The contrast with the thundering, dangerous maelstrom of racing round Goodwood is not confined to its setting. Yes, this twisting, undulating track is always a white-knuckle ride for horsemen — and for punters.

Sure enough, consecutive big races on the opening day turned on the finesse of masters who have long been especially at home with this unique environment.

Henry Cecil sent out his 65th winner at this meeting as Lord Shanakill continued to bloom in the seasoned hands of his new trainer; while Zebedee's impudent success bore the personal copyright of his rider, Richard Hughes.

Lord Shanakill, in his first season with Cecil, had been dropped in class to win at Chester earlier in the month and the dividends in his confidence were transparent in the Lennox Stakes. French raider Dalghar seemed to have them cooked halfway up the straight, but Lord Shanakill and Tom Queally just ran him down inside the last, while holding a wild finish from the rear by Cat Junior.

The winner had an accomplished record for Karl Burke,

prior to his suspension, but seemed to have reached a plateau until now.

This has always been one of Cecil's favourite meetings and nothing should be read into his absence. Indeed, he had leaped out of bed at 4.15 am, having brought forward his gallops schedule in order to come down and stay later in the week. (He saddles Midday in the Blue Square Nassau Stakes on Saturday.)

Richard Hannon is another trainer rolling back the years, albeit he professed that watching Hughes is liable to abbreviate his life expectancy. “If he keeps riding like that I'm going to have a heart attack,” he declared, after Zebedee was produced with studied insouciance in the final strides of the Molecomb Stakes.

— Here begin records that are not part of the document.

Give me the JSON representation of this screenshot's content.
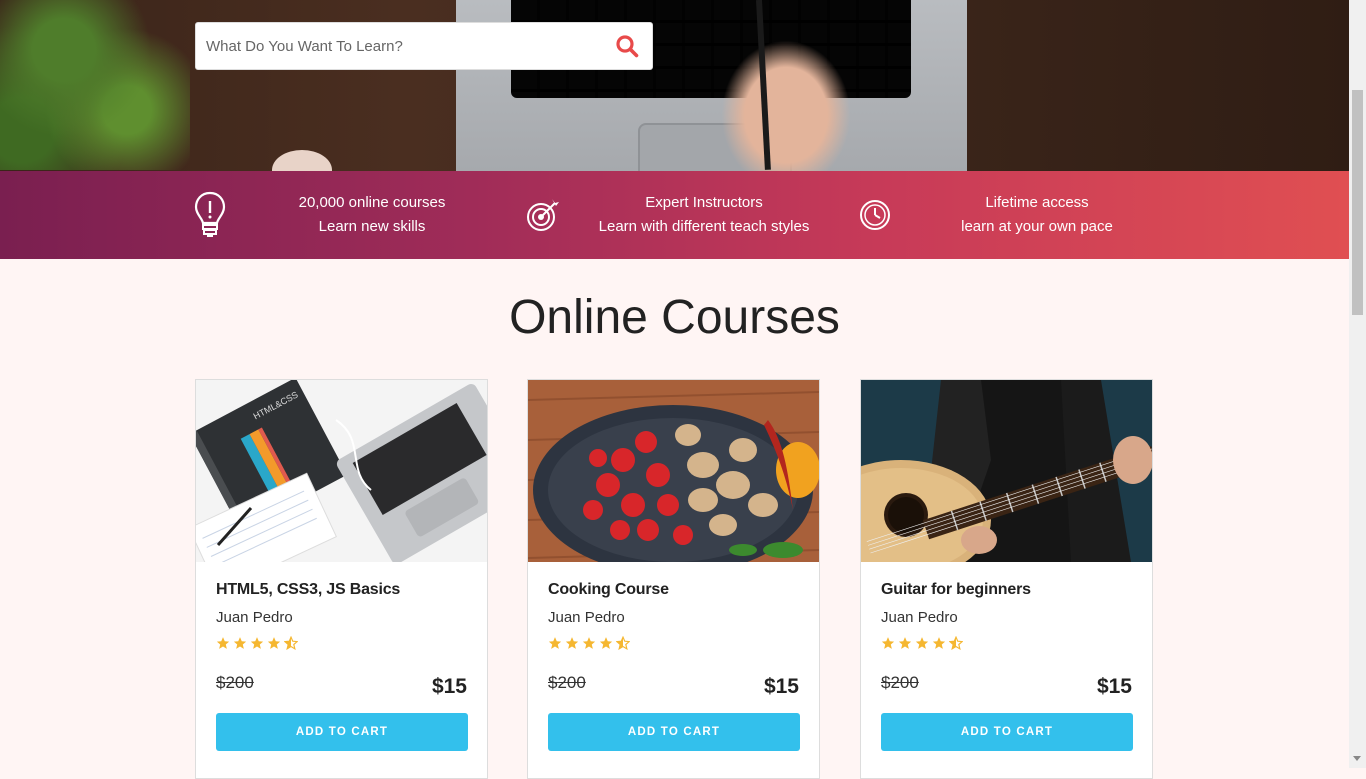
{
  "search": {
    "placeholder": "What Do You Want To Learn?",
    "icon": "search-icon",
    "icon_color": "#e84a4a"
  },
  "features": [
    {
      "icon": "lightbulb-icon",
      "line1": "20,000 online courses",
      "line2": "Learn new skills"
    },
    {
      "icon": "target-icon",
      "line1": "Expert Instructors",
      "line2": "Learn with different teach styles"
    },
    {
      "icon": "clock-icon",
      "line1": "Lifetime access",
      "line2": "learn at your own pace"
    }
  ],
  "section": {
    "title": "Online Courses"
  },
  "courses": [
    {
      "title": "HTML5, CSS3, JS Basics",
      "author": "Juan Pedro",
      "rating": 4.5,
      "old_price": "$200",
      "price": "$15",
      "button": "ADD TO CART"
    },
    {
      "title": "Cooking Course",
      "author": "Juan Pedro",
      "rating": 4.5,
      "old_price": "$200",
      "price": "$15",
      "button": "ADD TO CART"
    },
    {
      "title": "Guitar for beginners",
      "author": "Juan Pedro",
      "rating": 4.5,
      "old_price": "$200",
      "price": "$15",
      "button": "ADD TO CART"
    }
  ],
  "colors": {
    "strip_start": "#7a1f50",
    "strip_end": "#e04f52",
    "button": "#33c0ec",
    "star": "#f5b731",
    "page_bg": "#fff5f4"
  }
}
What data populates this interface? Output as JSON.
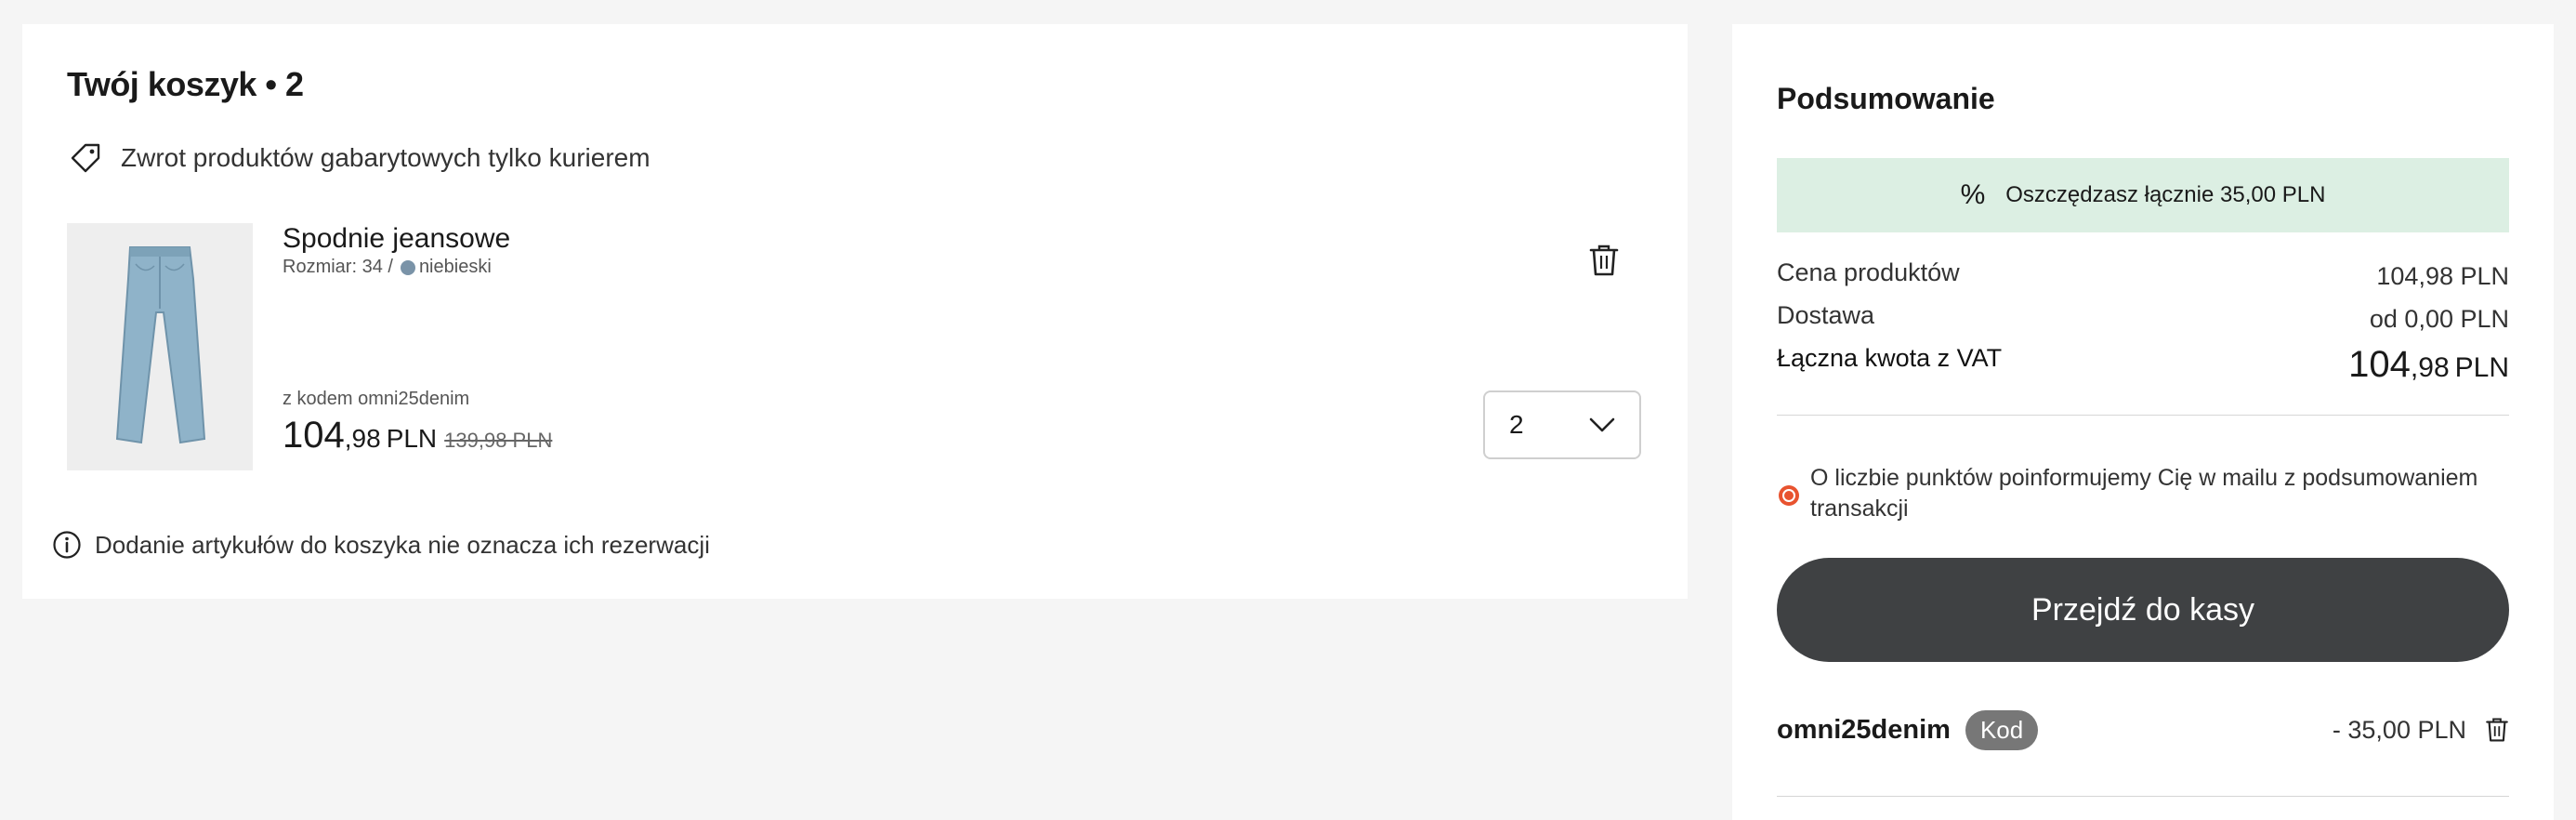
{
  "cart": {
    "title": "Twój koszyk • 2",
    "return_notice": "Zwrot produktów gabarytowych tylko kurierem",
    "item": {
      "name": "Spodnie jeansowe",
      "size_text": "Rozmiar: 34 /",
      "color_name": "niebieski",
      "color_hex": "#7a93a8",
      "code_note": "z kodem omni25denim",
      "price_int": "104",
      "price_dec": ",98",
      "price_currency": "PLN",
      "price_old": "139,98 PLN",
      "quantity": "2"
    },
    "reservation_notice": "Dodanie artykułów do koszyka nie oznacza ich rezerwacji"
  },
  "summary": {
    "title": "Podsumowanie",
    "savings": "Oszczędzasz łącznie 35,00 PLN",
    "products_label": "Cena produktów",
    "products_value": "104,98 PLN",
    "shipping_label": "Dostawa",
    "shipping_value": "od 0,00 PLN",
    "total_label": "Łączna kwota z VAT",
    "total_int": "104",
    "total_dec": ",98",
    "total_currency": "PLN",
    "points_text": "O liczbie punktów poinformujemy Cię w mailu z podsumowaniem transakcji",
    "checkout_label": "Przejdź do kasy",
    "promo_code": "omni25denim",
    "promo_badge": "Kod",
    "promo_amount": "- 35,00 PLN"
  },
  "colors": {
    "savings_bg": "#dcefe3",
    "checkout_bg": "#3f4143",
    "points_icon": "#e8532f"
  }
}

Hughes had made his inten

tions plain before the race, attributing this colt's sole defeat — in the Norfolk Stakes — to incautious tactics. Hughes pounced on Stone Of Folca to win by just a neck, but never felt the faintest alarm.

“I was actually closer than I planned because they didn't go mad,” he said.

“He's got a super little dash, it's explosive, but only lasts about 50 metres and you have to save it to the end.”

Hannon reckons that he can last a sixth furlong and duly proposed the Gimcrack Stakes at York, where John Best will take on older horses with Stone Of Folca in the Coolmore Nunthorpe Stakes.

A rematch at the same meeting is likely for both horses involved in a desperate finish to the Gordon Stakes, but the winner is unlikely to take their rivalry a step further in the Ladbrokes St Leger. Jeremy Noseda confessed “huge doubts” about Rebel Soldier lasting the longer trip in the Classic, and wonders if he might even be better dropped back to ten furlongs.

The last two Gordon winners, Conduit and Harbinger, both went on to win the King George VI and Queen Elizabeth Stakes the following summer. And Hughes, wearing the Harbinger colours on Martyr, completed a double with another elaborately cool ride in the last.

Really, when he's like this, you can't tell where the race stops, and the exquisite scenery begins.

Belfast Telegraph